It doesn’t help our companies or our personal sanity to keep swinging the hammer only to find we really needed a screwdriver and a blowtorch and a lesson in how to use those tools in the first place.

Not to get all "touchy feely" here, but there is a point we all need to find it within ourselves where we say: "I’ve done all we can. It’s worth X dollars in value to me to get the answers I need to continue being effective."

So I do personally call Microsoft Product Support Services when I’m at the end of my rope.  They do an AMAZING job and will not close the support call until YOU are satisfied the problem has been solved. I love that.

 

How does this tie in to Group Policy Troubleshooting?

I want you to think of the above steps as overall advice, and not specifically for Group Policy.

As for Group Policy troubleshooting, or troubleshooting in general, my (recapped) suggestions are to:

  • Validate your findings on another machine. Just one machine in isolation does not a "problem" make (even if you’re tempted to feel that way.)
  • Try similar and dissimilar machines. If the problem is happening on XP, does it happen with Windows 7 too? Vice / Versa?
  • Have you been able to take screenshots or videos to share with others?
  • Have you asked someone on your "inner circle" to look over your shoulder to make sure you didn’t just make a bone-headed mistake?
  • Have you enabled all the logs you can?

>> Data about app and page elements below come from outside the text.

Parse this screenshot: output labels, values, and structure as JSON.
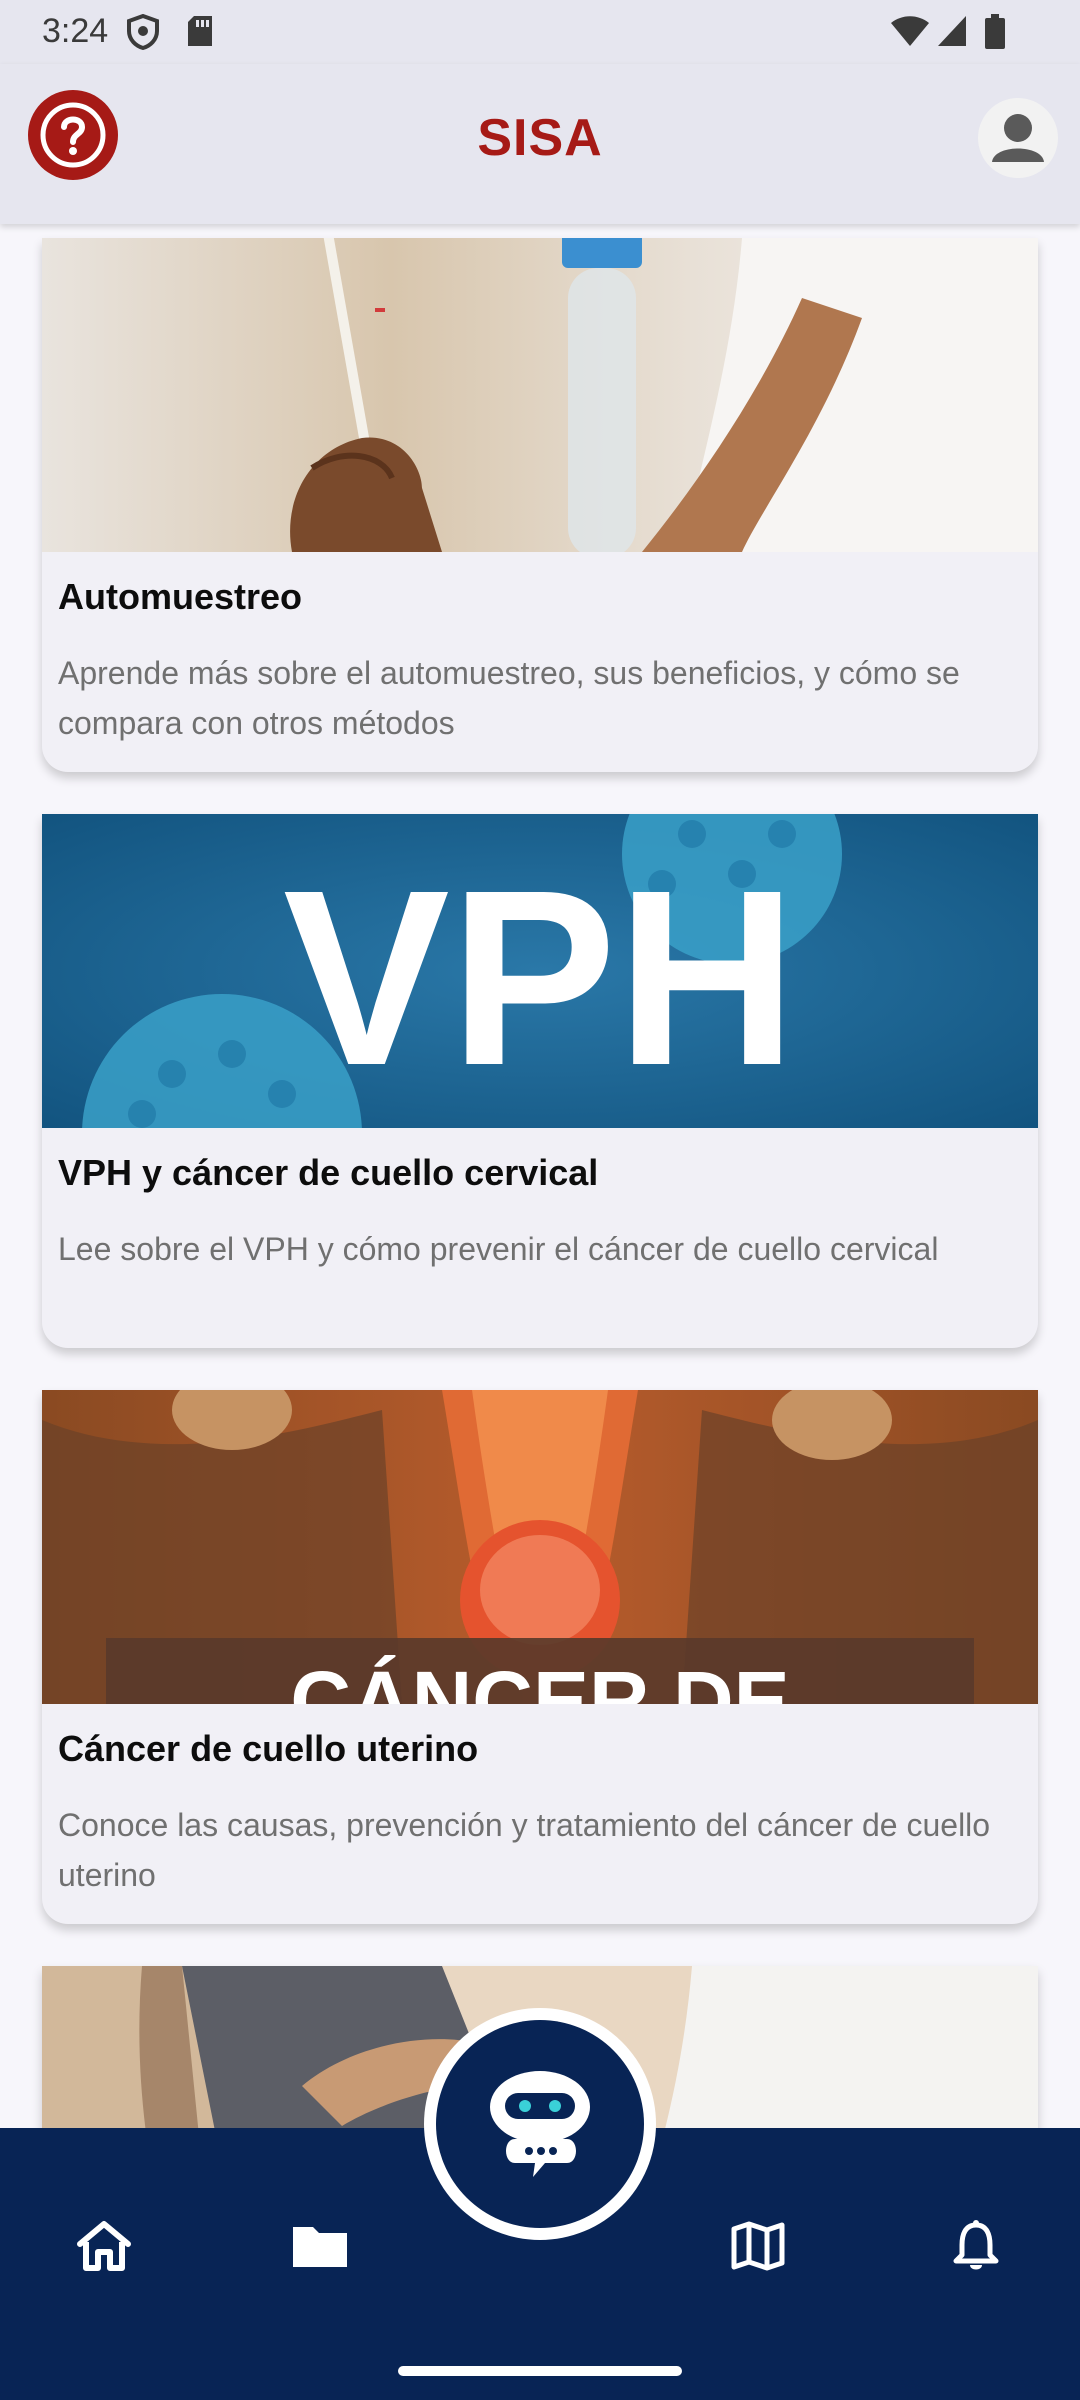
{
  "status_bar": {
    "time": "3:24"
  },
  "app_bar": {
    "title": "SISA"
  },
  "cards": [
    {
      "title": "Automuestreo",
      "description": "Aprende más sobre el automuestreo, sus beneficios, y cómo se compara con otros métodos"
    },
    {
      "title": "VPH y cáncer de cuello cervical",
      "description": "Lee sobre el VPH y cómo prevenir el cáncer de cuello cervical",
      "image_text": "VPH"
    },
    {
      "title": "Cáncer de cuello uterino",
      "description": "Conoce las causas, prevención y tratamiento del cáncer de cuello uterino",
      "image_text": "CÁNCER DE"
    }
  ],
  "nav": {
    "items": [
      "home-icon",
      "folder-icon",
      "chatbot-icon",
      "map-icon",
      "bell-icon"
    ],
    "accent": "#082455"
  },
  "colors": {
    "brand": "#a61a16",
    "nav_bg": "#082455"
  }
}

In GP, for instance, there’s at least three Windows event logs and also some auxiliary logs for "GP-related" functions like MSI packages, etc.

Of course in my class, you’ll learn incredibly practical tips on troubleshooting Group Policy – specifically, with precise step-by-steps using what I’ve learned over the years.

That will help you get out of hot water faster and back in business usually the same day.

See you in class.. !